━━ Data for analysis ━━

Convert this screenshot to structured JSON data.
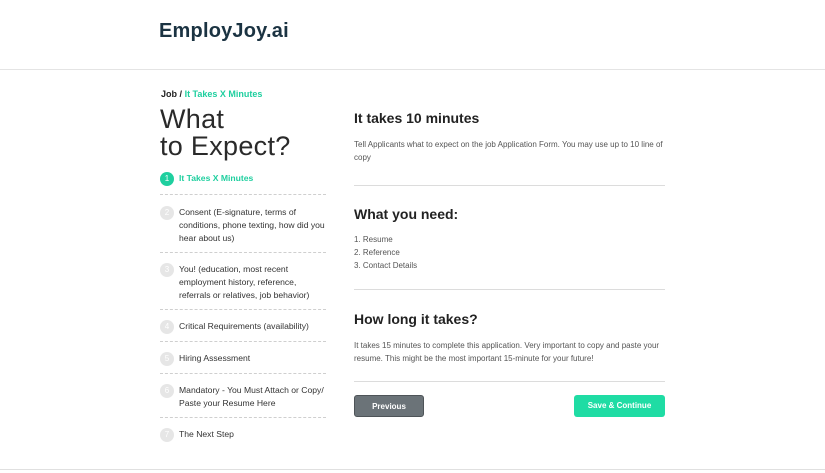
{
  "header": {
    "logo": "EmployJoy.ai"
  },
  "breadcrumb": {
    "parent": "Job",
    "separator": "/",
    "current": "It Takes X Minutes"
  },
  "page_title": {
    "line1": "What",
    "line2": "to Expect?"
  },
  "steps": [
    {
      "number": "1",
      "label": "It Takes X Minutes",
      "active": true
    },
    {
      "number": "2",
      "label": "Consent (E-signature, terms of conditions, phone texting, how  did you hear about us)",
      "active": false
    },
    {
      "number": "3",
      "label": "You! (education, most recent employment history, reference, referrals or relatives, job behavior)",
      "active": false
    },
    {
      "number": "4",
      "label": "Critical Requirements (availability)",
      "active": false
    },
    {
      "number": "5",
      "label": "Hiring Assessment",
      "active": false
    },
    {
      "number": "6",
      "label": "Mandatory - You Must Attach or Copy/ Paste your Resume Here",
      "active": false
    },
    {
      "number": "7",
      "label": "The Next Step",
      "active": false
    }
  ],
  "sections": {
    "time": {
      "title": "It takes 10 minutes",
      "body": "Tell Applicants what to expect on the job Application Form.  You may use up to 10 line of copy"
    },
    "need": {
      "title": "What you need:",
      "items": [
        "1.  Resume",
        "2. Reference",
        "3. Contact Details"
      ]
    },
    "duration": {
      "title": "How long it takes?",
      "body": "It takes 15 minutes to complete this application. Very important to  copy and paste your resume. This might be the most important  15-minute for your future!"
    }
  },
  "buttons": {
    "previous": "Previous",
    "next": "Save & Continue"
  },
  "colors": {
    "accent": "#1fcf9f",
    "button_next": "#1fdca4",
    "button_prev": "#6b7378",
    "logo": "#1b3342"
  }
}
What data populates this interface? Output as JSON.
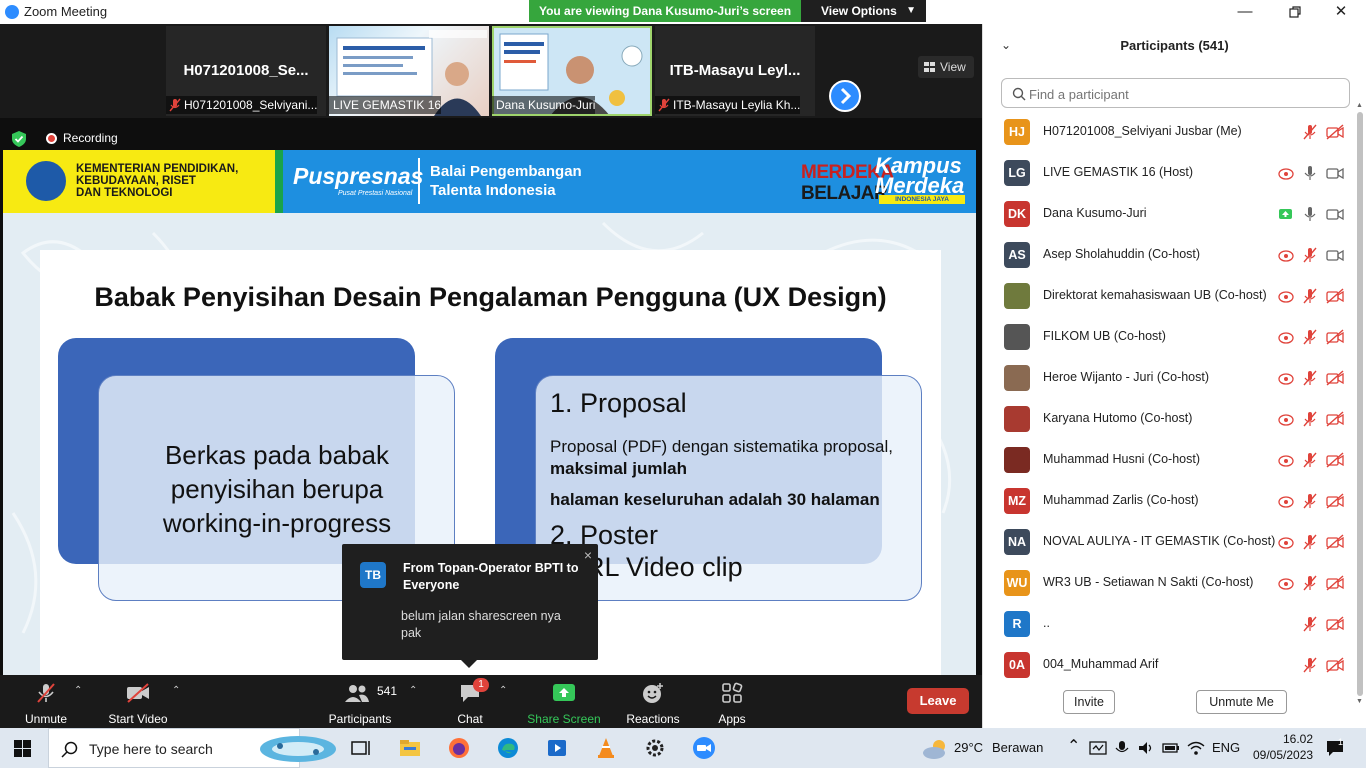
{
  "window": {
    "title": "Zoom Meeting",
    "viewing_banner": "You are viewing Dana Kusumo-Juri’s screen",
    "view_options": "View Options",
    "view_button": "View"
  },
  "thumbnails": [
    {
      "big_name": "H071201008_Se...",
      "caption": "H071201008_Selviyani...",
      "muted": true
    },
    {
      "caption": "LIVE GEMASTIK 16",
      "muted": false
    },
    {
      "caption": "Dana Kusumo-Juri",
      "muted": false
    },
    {
      "big_name": "ITB-Masayu  Leyl...",
      "caption": "ITB-Masayu Leylia Kh...",
      "muted": true
    }
  ],
  "recording": {
    "label": "Recording"
  },
  "slide": {
    "banner": {
      "kementerian": "KEMENTERIAN PENDIDIKAN,\nKEBUDAYAAN, RISET\nDAN TEKNOLOGI",
      "puspresnas": "Puspresnas",
      "puspresnas_sub": "Pusat Prestasi Nasional",
      "balai": "Balai Pengembangan\nTalenta Indonesia",
      "merdeka": "MERDEKA",
      "belajar": "BELAJAR",
      "kampus": "Kampus\nMerdeka",
      "indonesia_jaya": "INDONESIA JAYA"
    },
    "title": "Babak Penyisihan Desain Pengalaman Pengguna (UX Design)",
    "left_text": "Berkas pada babak\npenyisihan berupa\nworking-in-progress",
    "proposal_heading": "1. Proposal",
    "proposal_text": "Proposal (PDF) dengan sistematika proposal,",
    "proposal_bold": "maksimal jumlah",
    "proposal_bold2": "halaman keseluruhan adalah 30 halaman",
    "poster_heading": "2. Poster",
    "url_heading": "RL Video clip"
  },
  "chat_toast": {
    "avatar": "TB",
    "from": "From Topan-Operator BPTI to Everyone",
    "message": "belum jalan sharescreen nya pak",
    "close": "×"
  },
  "toolbar": {
    "unmute": "Unmute",
    "start_video": "Start Video",
    "participants": "Participants",
    "participants_count": "541",
    "chat": "Chat",
    "chat_badge": "1",
    "share_screen": "Share Screen",
    "reactions": "Reactions",
    "apps": "Apps",
    "leave": "Leave"
  },
  "panel": {
    "title": "Participants (541)",
    "search_placeholder": "Find a participant",
    "invite": "Invite",
    "unmute_me": "Unmute Me",
    "participants": [
      {
        "initials": "HJ",
        "color": "#e8941a",
        "name": "H071201008_Selviyani Jusbar (Me)",
        "cloud": false,
        "cloud_green": false,
        "mic": "muted",
        "video": "off"
      },
      {
        "initials": "LG",
        "color": "#3d4a5c",
        "name": "LIVE GEMASTIK 16 (Host)",
        "cloud": true,
        "cloud_green": false,
        "mic": "on",
        "video": "on"
      },
      {
        "initials": "DK",
        "color": "#c8352f",
        "name": "Dana Kusumo-Juri",
        "cloud": true,
        "cloud_green": true,
        "mic": "on",
        "video": "on"
      },
      {
        "initials": "AS",
        "color": "#3d4a5c",
        "name": "Asep Sholahuddin (Co-host)",
        "cloud": true,
        "cloud_green": false,
        "mic": "muted",
        "video": "on"
      },
      {
        "initials": "",
        "color": "#6f7a3d",
        "name": "Direktorat kemahasiswaan UB (Co-host)",
        "cloud": true,
        "cloud_green": false,
        "mic": "muted",
        "video": "off"
      },
      {
        "initials": "",
        "color": "#555555",
        "name": "FILKOM UB (Co-host)",
        "cloud": true,
        "cloud_green": false,
        "mic": "muted",
        "video": "off"
      },
      {
        "initials": "",
        "color": "#8a6a52",
        "name": "Heroe Wijanto - Juri (Co-host)",
        "cloud": true,
        "cloud_green": false,
        "mic": "muted",
        "video": "off"
      },
      {
        "initials": "",
        "color": "#a83a30",
        "name": "Karyana Hutomo (Co-host)",
        "cloud": true,
        "cloud_green": false,
        "mic": "muted",
        "video": "off"
      },
      {
        "initials": "",
        "color": "#7a2a22",
        "name": "Muhammad Husni (Co-host)",
        "cloud": true,
        "cloud_green": false,
        "mic": "muted",
        "video": "off"
      },
      {
        "initials": "MZ",
        "color": "#c8352f",
        "name": "Muhammad Zarlis (Co-host)",
        "cloud": true,
        "cloud_green": false,
        "mic": "muted",
        "video": "off"
      },
      {
        "initials": "NA",
        "color": "#3d4a5c",
        "name": "NOVAL AULIYA - IT GEMASTIK (Co-host)",
        "cloud": true,
        "cloud_green": false,
        "mic": "muted",
        "video": "off"
      },
      {
        "initials": "WU",
        "color": "#e8941a",
        "name": "WR3 UB - Setiawan N Sakti (Co-host)",
        "cloud": true,
        "cloud_green": false,
        "mic": "muted",
        "video": "off"
      },
      {
        "initials": "R",
        "color": "#1f77c8",
        "name": "..",
        "cloud": false,
        "cloud_green": false,
        "mic": "muted",
        "video": "off"
      },
      {
        "initials": "0A",
        "color": "#c8352f",
        "name": "004_Muhammad Arif",
        "cloud": false,
        "cloud_green": false,
        "mic": "muted",
        "video": "off"
      }
    ]
  },
  "taskbar": {
    "search_placeholder": "Type here to search",
    "weather_temp": "29°C",
    "weather_desc": "Berawan",
    "lang": "ENG",
    "time": "16.02",
    "date": "09/05/2023",
    "notif_count": "1"
  },
  "colors": {
    "zoom_blue": "#2D8CFF",
    "leave_red": "#c73a2f",
    "share_green": "#35c759",
    "muted_red": "#e0433b"
  }
}
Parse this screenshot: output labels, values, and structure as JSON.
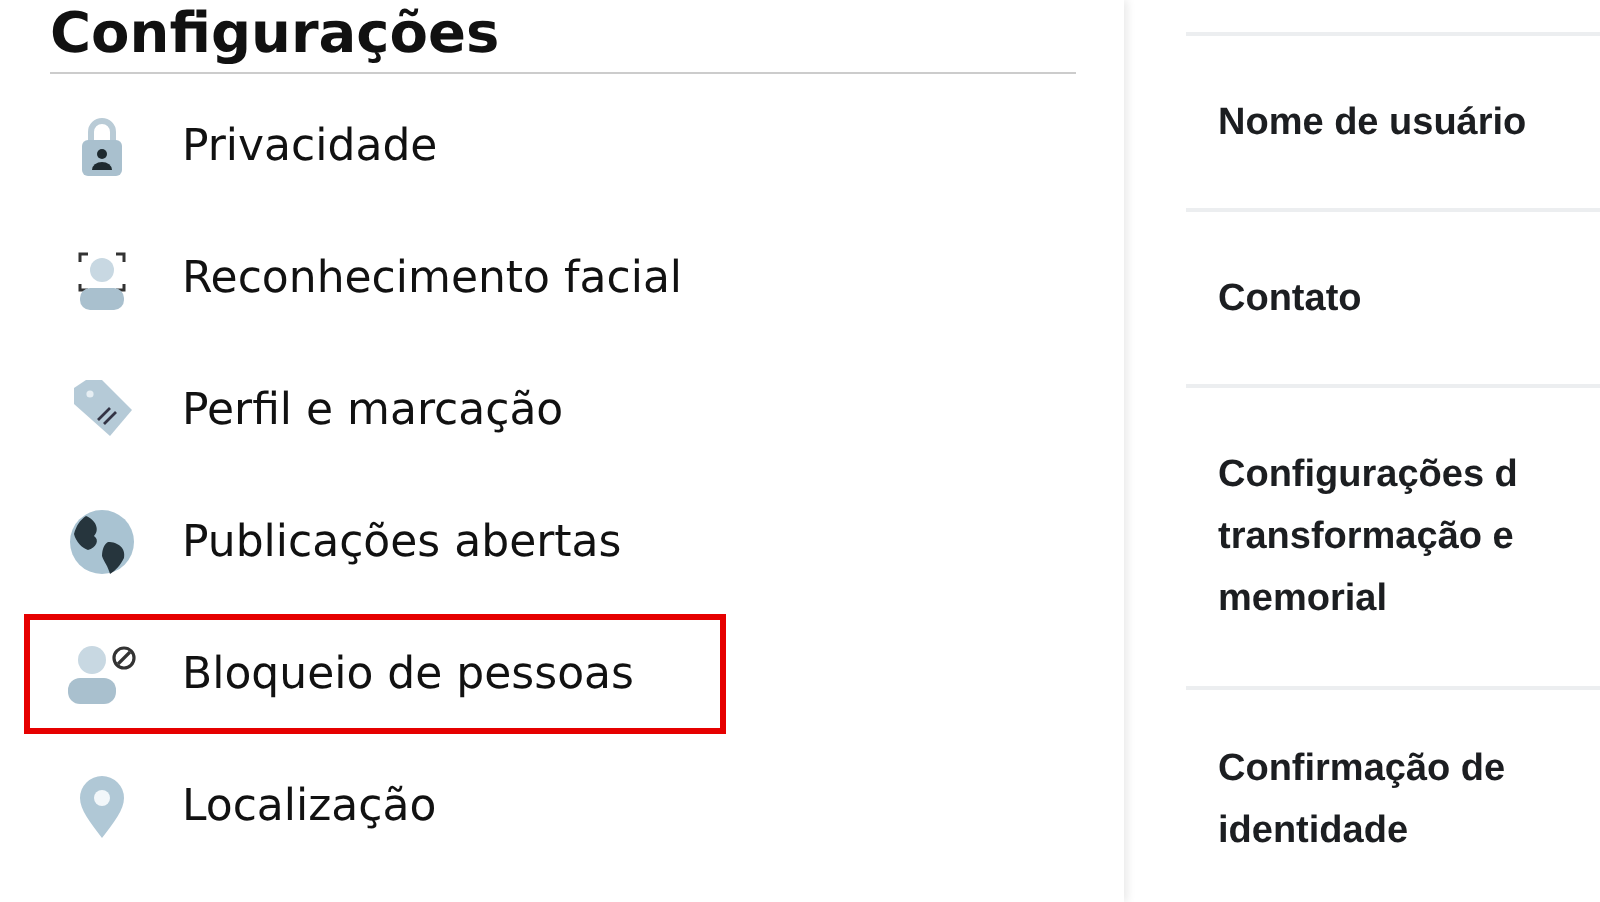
{
  "heading": "Configurações",
  "menu": [
    {
      "label": "Privacidade",
      "highlighted": false
    },
    {
      "label": "Reconhecimento facial",
      "highlighted": false
    },
    {
      "label": "Perfil e marcação",
      "highlighted": false
    },
    {
      "label": "Publicações abertas",
      "highlighted": false
    },
    {
      "label": "Bloqueio de pessoas",
      "highlighted": true
    },
    {
      "label": "Localização",
      "highlighted": false
    }
  ],
  "details": [
    {
      "lines": [
        "Nome de usuário"
      ]
    },
    {
      "lines": [
        "Contato"
      ]
    },
    {
      "lines": [
        "Configurações d",
        "transformação e",
        "memorial"
      ]
    },
    {
      "lines": [
        "Confirmação de",
        "identidade"
      ]
    }
  ]
}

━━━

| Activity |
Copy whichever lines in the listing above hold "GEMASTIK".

| Answer to this problem |
      "caption": "LIVE GEMASTIK 16",
        "name": "LIVE GEMASTIK 16 (Host)",
        "name": "NOVAL AULIYA - IT GEMASTIK (Co-host)",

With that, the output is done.